Dataset excerpts:
#####

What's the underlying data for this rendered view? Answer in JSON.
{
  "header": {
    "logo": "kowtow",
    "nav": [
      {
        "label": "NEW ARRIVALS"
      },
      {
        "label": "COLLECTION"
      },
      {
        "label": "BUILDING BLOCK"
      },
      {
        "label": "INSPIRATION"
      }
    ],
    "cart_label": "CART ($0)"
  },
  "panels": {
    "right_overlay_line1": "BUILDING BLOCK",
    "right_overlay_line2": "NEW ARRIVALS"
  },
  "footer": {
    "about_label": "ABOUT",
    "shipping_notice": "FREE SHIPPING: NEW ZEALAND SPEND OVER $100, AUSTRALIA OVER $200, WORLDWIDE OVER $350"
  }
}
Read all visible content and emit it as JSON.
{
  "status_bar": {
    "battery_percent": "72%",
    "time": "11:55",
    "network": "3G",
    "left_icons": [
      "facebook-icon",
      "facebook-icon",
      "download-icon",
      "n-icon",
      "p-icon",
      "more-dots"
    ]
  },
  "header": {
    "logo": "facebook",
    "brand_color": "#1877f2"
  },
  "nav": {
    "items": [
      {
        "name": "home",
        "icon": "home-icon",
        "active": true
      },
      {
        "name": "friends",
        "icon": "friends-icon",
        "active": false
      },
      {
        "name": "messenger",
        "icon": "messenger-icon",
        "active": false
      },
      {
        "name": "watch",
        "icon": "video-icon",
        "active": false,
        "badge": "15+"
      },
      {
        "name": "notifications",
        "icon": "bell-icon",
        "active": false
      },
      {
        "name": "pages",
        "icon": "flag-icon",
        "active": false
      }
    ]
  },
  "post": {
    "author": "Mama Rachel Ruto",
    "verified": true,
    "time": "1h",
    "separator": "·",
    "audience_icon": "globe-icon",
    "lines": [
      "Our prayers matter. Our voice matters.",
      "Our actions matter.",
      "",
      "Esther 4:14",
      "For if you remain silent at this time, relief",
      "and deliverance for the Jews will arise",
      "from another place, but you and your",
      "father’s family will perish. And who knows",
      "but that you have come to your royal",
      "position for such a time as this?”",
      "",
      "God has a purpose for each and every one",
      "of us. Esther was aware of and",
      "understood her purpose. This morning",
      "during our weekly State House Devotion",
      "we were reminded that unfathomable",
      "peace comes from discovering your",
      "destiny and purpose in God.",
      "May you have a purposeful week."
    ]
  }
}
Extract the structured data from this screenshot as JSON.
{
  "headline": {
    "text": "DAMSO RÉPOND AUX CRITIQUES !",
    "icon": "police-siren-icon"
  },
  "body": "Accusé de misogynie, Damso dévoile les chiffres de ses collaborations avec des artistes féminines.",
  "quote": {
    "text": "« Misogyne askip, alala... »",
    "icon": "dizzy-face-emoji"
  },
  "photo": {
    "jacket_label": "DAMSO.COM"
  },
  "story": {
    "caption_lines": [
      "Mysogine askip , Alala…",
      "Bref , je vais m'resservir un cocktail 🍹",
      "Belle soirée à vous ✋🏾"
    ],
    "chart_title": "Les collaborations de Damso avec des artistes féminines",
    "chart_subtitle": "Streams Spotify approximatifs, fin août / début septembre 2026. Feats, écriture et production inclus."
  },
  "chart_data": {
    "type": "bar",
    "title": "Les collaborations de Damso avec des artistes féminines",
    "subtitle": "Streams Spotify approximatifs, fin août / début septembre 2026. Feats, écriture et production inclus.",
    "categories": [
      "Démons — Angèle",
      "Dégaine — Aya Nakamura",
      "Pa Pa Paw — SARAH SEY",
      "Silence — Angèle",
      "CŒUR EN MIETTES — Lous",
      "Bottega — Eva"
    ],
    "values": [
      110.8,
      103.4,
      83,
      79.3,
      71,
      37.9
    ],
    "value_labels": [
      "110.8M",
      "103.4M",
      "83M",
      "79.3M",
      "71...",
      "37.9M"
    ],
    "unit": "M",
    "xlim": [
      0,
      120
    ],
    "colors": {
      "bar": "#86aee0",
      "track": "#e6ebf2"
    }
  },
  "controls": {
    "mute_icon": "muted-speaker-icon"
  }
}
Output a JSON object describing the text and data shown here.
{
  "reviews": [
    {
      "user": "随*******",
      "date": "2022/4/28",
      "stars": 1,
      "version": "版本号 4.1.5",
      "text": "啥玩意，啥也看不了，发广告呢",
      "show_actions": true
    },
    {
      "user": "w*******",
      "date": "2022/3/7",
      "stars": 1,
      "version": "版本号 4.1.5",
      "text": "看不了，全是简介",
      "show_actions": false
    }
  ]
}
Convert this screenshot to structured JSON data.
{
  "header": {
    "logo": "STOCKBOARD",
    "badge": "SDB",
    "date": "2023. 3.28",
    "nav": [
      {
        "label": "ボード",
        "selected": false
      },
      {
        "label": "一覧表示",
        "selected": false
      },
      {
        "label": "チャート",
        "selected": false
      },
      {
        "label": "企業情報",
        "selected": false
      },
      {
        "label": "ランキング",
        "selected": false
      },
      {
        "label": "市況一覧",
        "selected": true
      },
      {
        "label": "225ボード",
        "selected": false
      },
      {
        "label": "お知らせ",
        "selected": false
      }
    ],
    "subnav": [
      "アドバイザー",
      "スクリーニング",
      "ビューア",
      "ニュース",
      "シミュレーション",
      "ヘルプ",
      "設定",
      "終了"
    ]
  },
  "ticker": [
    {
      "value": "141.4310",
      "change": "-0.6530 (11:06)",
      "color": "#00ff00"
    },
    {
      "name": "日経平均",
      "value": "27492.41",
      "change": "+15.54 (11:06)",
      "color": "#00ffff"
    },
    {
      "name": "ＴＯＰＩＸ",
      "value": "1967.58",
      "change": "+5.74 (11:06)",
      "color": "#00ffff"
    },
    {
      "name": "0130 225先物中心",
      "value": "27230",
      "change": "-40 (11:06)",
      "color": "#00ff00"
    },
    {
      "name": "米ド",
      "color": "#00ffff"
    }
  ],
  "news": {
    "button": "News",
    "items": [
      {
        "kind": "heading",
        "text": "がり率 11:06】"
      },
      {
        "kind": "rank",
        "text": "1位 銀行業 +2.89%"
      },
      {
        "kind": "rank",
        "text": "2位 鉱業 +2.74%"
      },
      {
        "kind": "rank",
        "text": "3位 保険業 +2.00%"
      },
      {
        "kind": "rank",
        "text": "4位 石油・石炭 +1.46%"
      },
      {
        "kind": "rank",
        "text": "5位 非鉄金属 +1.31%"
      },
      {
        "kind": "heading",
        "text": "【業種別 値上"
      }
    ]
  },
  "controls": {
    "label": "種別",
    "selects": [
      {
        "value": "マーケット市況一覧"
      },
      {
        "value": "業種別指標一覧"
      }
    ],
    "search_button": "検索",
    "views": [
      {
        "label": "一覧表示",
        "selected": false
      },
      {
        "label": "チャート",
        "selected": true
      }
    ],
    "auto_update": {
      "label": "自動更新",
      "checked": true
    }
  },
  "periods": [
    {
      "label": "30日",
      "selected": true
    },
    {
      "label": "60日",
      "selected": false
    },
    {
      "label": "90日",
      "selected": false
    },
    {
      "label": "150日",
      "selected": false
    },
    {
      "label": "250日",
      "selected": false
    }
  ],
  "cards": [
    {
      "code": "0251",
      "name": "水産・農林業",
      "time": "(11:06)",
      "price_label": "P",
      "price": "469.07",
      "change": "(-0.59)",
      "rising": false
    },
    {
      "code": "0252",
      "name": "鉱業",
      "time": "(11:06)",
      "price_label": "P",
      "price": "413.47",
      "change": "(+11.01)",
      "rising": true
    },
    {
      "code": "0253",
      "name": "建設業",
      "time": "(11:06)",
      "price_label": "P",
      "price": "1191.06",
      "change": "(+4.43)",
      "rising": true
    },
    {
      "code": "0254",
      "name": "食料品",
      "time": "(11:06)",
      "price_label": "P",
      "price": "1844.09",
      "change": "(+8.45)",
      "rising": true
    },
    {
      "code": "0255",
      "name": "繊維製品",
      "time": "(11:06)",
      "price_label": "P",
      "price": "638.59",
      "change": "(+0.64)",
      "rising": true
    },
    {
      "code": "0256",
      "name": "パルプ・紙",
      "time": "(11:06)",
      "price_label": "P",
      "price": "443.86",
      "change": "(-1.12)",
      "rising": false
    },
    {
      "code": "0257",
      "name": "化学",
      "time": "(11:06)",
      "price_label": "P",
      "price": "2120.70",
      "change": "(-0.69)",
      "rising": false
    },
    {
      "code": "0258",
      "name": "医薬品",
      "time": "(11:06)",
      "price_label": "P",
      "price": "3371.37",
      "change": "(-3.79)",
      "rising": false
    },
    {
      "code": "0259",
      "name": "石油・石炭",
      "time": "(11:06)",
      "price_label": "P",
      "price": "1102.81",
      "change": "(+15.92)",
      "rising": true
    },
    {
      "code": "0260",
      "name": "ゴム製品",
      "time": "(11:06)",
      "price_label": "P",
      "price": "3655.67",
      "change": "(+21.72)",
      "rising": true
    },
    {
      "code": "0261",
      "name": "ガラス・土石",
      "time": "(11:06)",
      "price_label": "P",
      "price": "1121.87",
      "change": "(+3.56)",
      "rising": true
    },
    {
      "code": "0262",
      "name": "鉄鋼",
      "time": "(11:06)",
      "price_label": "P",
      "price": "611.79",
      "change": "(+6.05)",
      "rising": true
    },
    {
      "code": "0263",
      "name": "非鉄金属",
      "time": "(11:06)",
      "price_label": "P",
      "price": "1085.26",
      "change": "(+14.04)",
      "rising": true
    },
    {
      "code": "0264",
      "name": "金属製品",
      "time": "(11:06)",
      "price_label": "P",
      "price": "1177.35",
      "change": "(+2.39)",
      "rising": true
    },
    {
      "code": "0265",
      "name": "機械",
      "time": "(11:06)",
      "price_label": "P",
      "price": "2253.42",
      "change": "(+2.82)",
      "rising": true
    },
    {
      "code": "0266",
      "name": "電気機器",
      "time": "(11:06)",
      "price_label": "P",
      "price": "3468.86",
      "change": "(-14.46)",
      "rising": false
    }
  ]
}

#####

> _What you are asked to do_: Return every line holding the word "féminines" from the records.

> _Solution to this exercise_:
  "body": "Accusé de misogynie, Damso dévoile les chiffres de ses collaborations avec des artistes féminines.",
    "chart_title": "Les collaborations de Damso avec des artistes féminines",
    "title": "Les collaborations de Damso avec des artistes féminines",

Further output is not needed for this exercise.